BEVERLY — A rooming house that was once the target of a SWAT team raid and is currently home to the cast and crew of Jersey Boys is now the subject of a court case over its next role.

Neighbors have filed a lawsuit objecting to plans to convert the building with the curious history into six residential condominiums.

The building, at 68 Dane St., was a notorious rooming house that was shut down by the city in 2013. North Shore Music Theatre owner Bill Hanney bought it in 2015 to house actors and crew members while they're in town performing at his theater on Dunham Road.

Hanney now plans to convert the building into six condos. The Beverly Zoning Board of Appeals in 2017 granted a special permit to go ahead with the plan, but two neighbors appealed that decision in Essex Superior Court, where the case is scheduled to be heard on Thursday in Newburyport.

Robert Schlein, one of the neighbors who filed the suit, said he is not opposed to turning the building into condos, but six units are too many.

"If we were talking about four condo units, we'd be fine," he said.

The three-story building was built around 1800, according to city records, and for years was a rooming house known as the Greycroft Inn. The house had been the scene of various troubles over the years, capped off by a raid that led to the arrest of a resident on drug and gun charges in February 2013.

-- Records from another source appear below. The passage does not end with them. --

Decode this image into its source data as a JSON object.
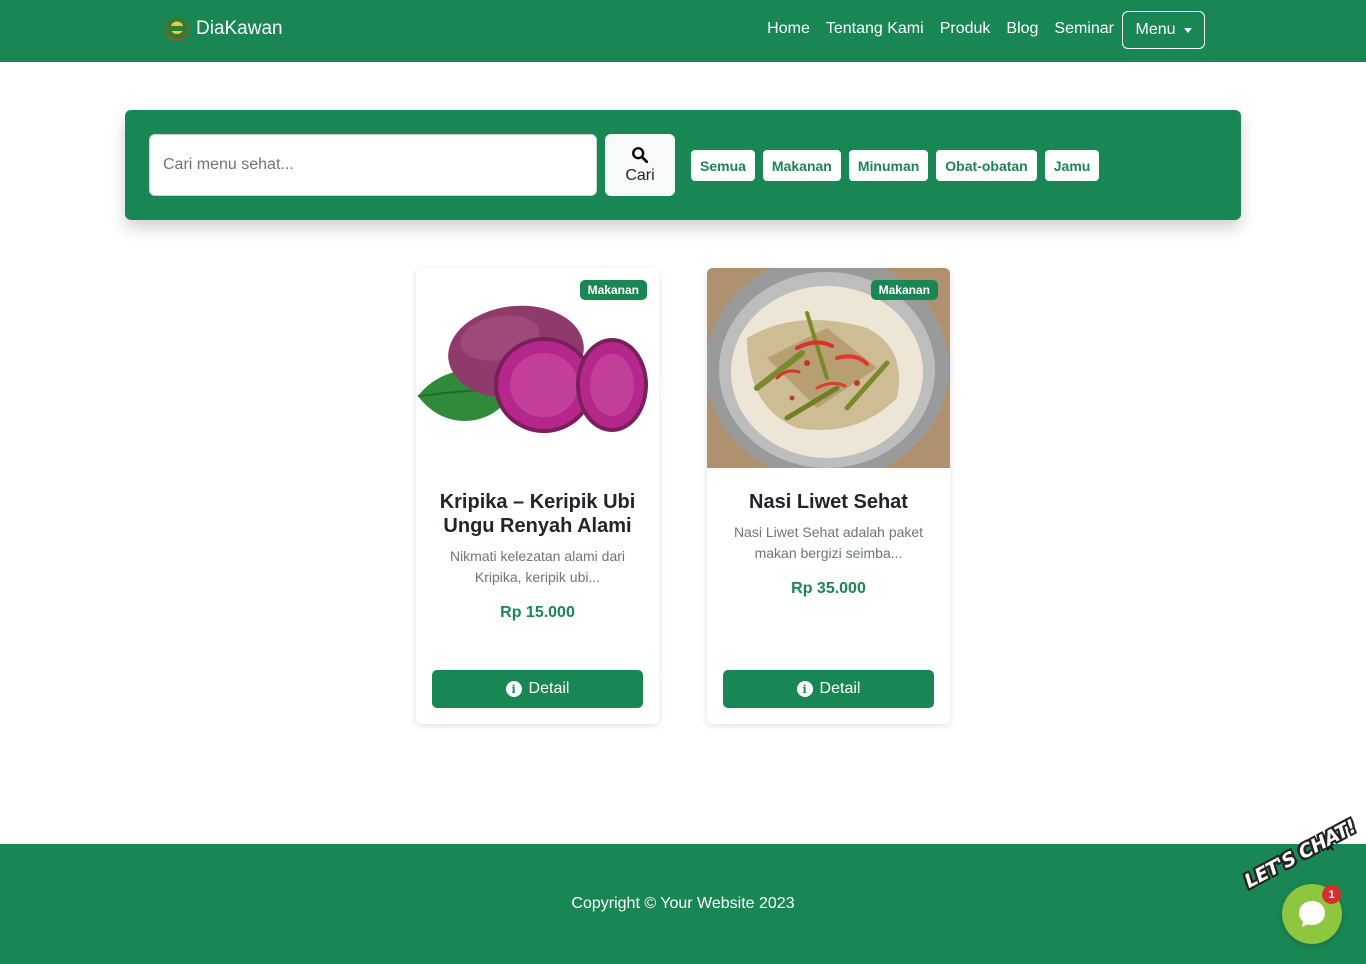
{
  "navbar": {
    "brand": "DiaKawan",
    "links": [
      "Home",
      "Tentang Kami",
      "Produk",
      "Blog",
      "Seminar"
    ],
    "menu_label": "Menu"
  },
  "search": {
    "placeholder": "Cari menu sehat...",
    "button_label": "Cari",
    "filters": [
      "Semua",
      "Makanan",
      "Minuman",
      "Obat-obatan",
      "Jamu"
    ]
  },
  "products": [
    {
      "category": "Makanan",
      "title": "Kripika – Keripik Ubi Ungu Renyah Alami",
      "description": "Nikmati kelezatan alami dari Kripika, keripik ubi...",
      "price": "Rp 15.000",
      "button_label": "Detail"
    },
    {
      "category": "Makanan",
      "title": "Nasi Liwet Sehat",
      "description": "Nasi Liwet Sehat adalah paket makan bergizi seimba...",
      "price": "Rp 35.000",
      "button_label": "Detail"
    }
  ],
  "footer": {
    "copyright": "Copyright © Your Website 2023"
  },
  "chat": {
    "label": "LET'S CHAT!",
    "unread_count": "1",
    "close_symbol": "×"
  },
  "colors": {
    "primary": "#198754",
    "chat_green": "#8dc63f",
    "notification_red": "#d32f2f"
  }
}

Hanney bought the building for $659,000 in 2015 with plans to fix it up and provide a place to stay for cast and crew members, instead of putting them up in a hotel.

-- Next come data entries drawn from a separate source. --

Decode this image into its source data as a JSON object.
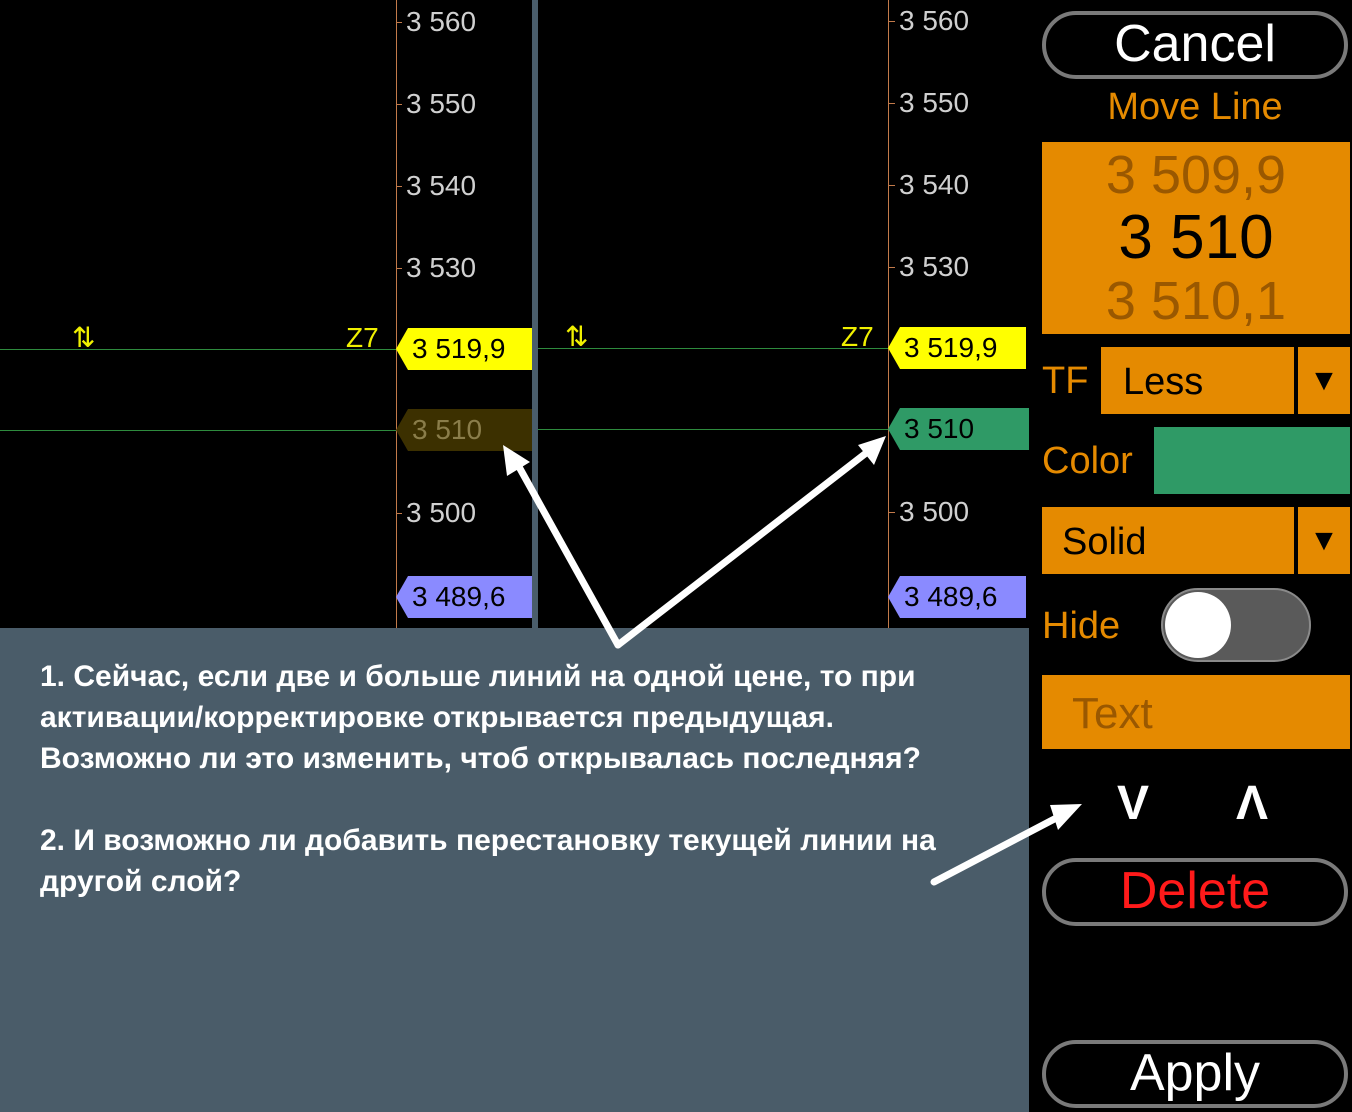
{
  "charts": [
    {
      "ticks": [
        "3 560",
        "3 550",
        "3 540",
        "3 530",
        "3 500"
      ],
      "symbol": "⇅",
      "zone": "Z7",
      "tags": [
        "3 519,9",
        "3 510",
        "3 489,6"
      ]
    },
    {
      "ticks": [
        "3 560",
        "3 550",
        "3 540",
        "3 530",
        "3 500"
      ],
      "symbol": "⇅",
      "zone": "Z7",
      "tags": [
        "3 519,9",
        "3 510",
        "3 489,6"
      ]
    }
  ],
  "colors": {
    "tag_yellow": "#ffff00",
    "tag_olive": "#3c3000",
    "tag_green": "#2f9a66",
    "tag_purple": "#8a8aff",
    "accent_orange": "#e58a00",
    "delete_red": "#ff1a1a"
  },
  "note": {
    "p1": "1. Сейчас, если две и больше линий на одной цене, то при активации/корректировке открывается предыдущая. Возможно ли это изменить, чтоб открывалась последняя?",
    "p2": "2. И возможно ли добавить перестановку текущей линии на другой слой?"
  },
  "panel": {
    "cancel": "Cancel",
    "title": "Move Line",
    "price_prev": "3 509,9",
    "price_current": "3 510",
    "price_next": "3 510,1",
    "tf_label": "TF",
    "tf_value": "Less",
    "color_label": "Color",
    "color_value": "#2f9a66",
    "style_value": "Solid",
    "hide_label": "Hide",
    "hide_on": false,
    "text_placeholder": "Text",
    "down_arrow": "V",
    "up_arrow": "Λ",
    "delete": "Delete",
    "apply": "Apply"
  }
}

Hanney said Tuesday that the plan ran into trouble due to requirements by the Actors' Equity Association, the union representing actors, regarding accommodations for their members. Hanney said those requirements, such as a certain number of bathrooms, make it too expensive to renovate the building for the use that he intended.

The house has 19 bedrooms but is only allowed to house up to 12 cast members there now under current conditions, so Hanney said it made more sense to turn them into condos. The building is only a few houses away from Dane Street Beach.

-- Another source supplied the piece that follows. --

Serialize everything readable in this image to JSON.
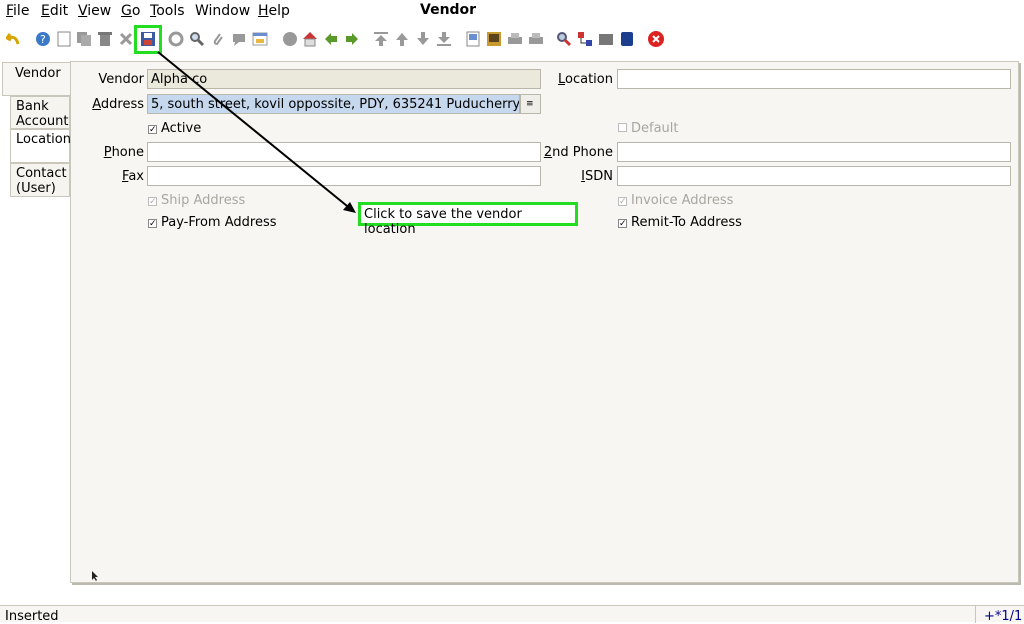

"We're not really condo developers, but you have to go to Plan B when Plan A is not working," he said.

The court complaint filed by Schlein, his wife, Elizabeth, and another neighbor, Mark Pietkiewicz, said a planned third-floor addition and outdoor deck will "loom" over the backyard of the Schleins, who live next door at 70 Dane St. It also said the six parking spaces required by the city will not be enough for the six units — which each have two bedrooms — forcing residents to compete for parking spaces with beachgoers.

Schlein said he grew up in the neighborhood and has lived in his house since 1986.

"We are not NIMBY (not in the my backyard) people at all," he said. "A condo would fit into the neighborhood, but six units is too much."

Hanney said the project "makes financial sense" at six units, and that there is plenty of on-street parking in the area. He said said having six "beautiful" condos is a much better alternative than a rooming house.

"We felt that was a pretty good use for the neighborhood," he said. "It would be less impact than having 19 bedrooms."

The complaint asks the court to annul the decision by the Zoning Board of Appeals and award the plaintiffs legal costs.

Staff writer Paul Leighton can be reached at 978-338-2675 or